You definitely need the backslash version
\<Left>. Is use of
py3eval necessary? Unless you need to translate data structures from Python to Vim or something it would be better to return a straight string. You need to make sure the string
:GrepperAck ''\<Left> is passed literally to the command line. Then it will be processed as an expression due to
I don't have a Python installation but I can demonstrate the fundamental workings without it. Given...
return ":GrepperAck ''\<Left>"
And this mapping...
nnoremap <expr> <leader>f Foo()
Then when I enter leader key and f this is what I'll see on the command line..
...and the cursor will be inside the quotes.
If you must use
py3eval then one thing you might try is to wrap that in a
string() function call.
nnoremap <expr> <leader>f string(py3eval(..))
Update: In retrospect the reason
\<Left> doesn't work is almost certainly because the parsing of the mapping occurs in a certain order, i.e. the phase that substitutes actual keys for
<xxx> tokens occurs before any external programs are executed. I haven't confirmed this by looking at the Vim source code or anything but as a veteran software developer I can tell you that it's a solid theory. It wouldn't make much sense for the parser to have multiple passes with
<xxx> resolution nor, generally speaking, to make such a pass over external (non-Vim originated) runtime data.
Can anything be done? Well, I thought that substituting the actual key code would do the trick....
return ":GrepperAck ''<C-V><Left>"
That means rather than type
\<Left> you actually enter Ctrl+V followed by ← (left arrow key). (For me the combo comes out looking like
^[OD.) Unfortunately, I'm getting an error:
Not an editor command: GrepperAck ''. But I know I'm on the right track because if I replace ← with Ctrl+H (commonly the same function as the backspace key) then the cursor is actually moved on the resulting GrepperAck command line (erasing the last
' as expected).

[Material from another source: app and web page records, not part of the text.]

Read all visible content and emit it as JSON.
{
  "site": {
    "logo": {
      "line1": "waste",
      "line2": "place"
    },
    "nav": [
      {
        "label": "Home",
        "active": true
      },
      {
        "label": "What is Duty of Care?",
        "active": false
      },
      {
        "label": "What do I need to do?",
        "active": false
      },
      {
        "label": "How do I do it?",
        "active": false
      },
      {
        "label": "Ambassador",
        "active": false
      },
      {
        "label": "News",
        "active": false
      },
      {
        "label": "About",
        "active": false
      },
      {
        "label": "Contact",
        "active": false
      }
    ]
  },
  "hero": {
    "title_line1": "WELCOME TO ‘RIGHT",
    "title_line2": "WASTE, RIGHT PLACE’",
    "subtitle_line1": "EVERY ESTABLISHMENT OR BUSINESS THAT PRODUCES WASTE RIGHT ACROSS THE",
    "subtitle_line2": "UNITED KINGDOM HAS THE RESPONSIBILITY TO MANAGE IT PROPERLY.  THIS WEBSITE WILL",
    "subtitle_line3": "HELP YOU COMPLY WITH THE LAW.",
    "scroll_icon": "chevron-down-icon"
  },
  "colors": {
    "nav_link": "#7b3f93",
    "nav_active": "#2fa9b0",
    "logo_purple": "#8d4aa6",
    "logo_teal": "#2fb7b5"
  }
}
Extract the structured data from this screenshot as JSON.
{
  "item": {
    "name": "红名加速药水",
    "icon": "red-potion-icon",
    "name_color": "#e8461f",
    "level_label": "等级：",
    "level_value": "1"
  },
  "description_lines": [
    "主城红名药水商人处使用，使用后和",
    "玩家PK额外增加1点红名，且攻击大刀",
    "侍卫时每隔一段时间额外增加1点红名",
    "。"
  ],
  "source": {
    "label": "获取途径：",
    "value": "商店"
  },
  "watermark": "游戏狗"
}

So why isn't the left arrow key code working? Dunno. It might be that we can substitute something else in the terminal codes but that's a stretch and getting into possibly non-portable behavior. I'll play around with that for a bit but unfortunately, unless your system behaves differently than mine (try it out) I believe the ultimate answer to your question is "this is not possible".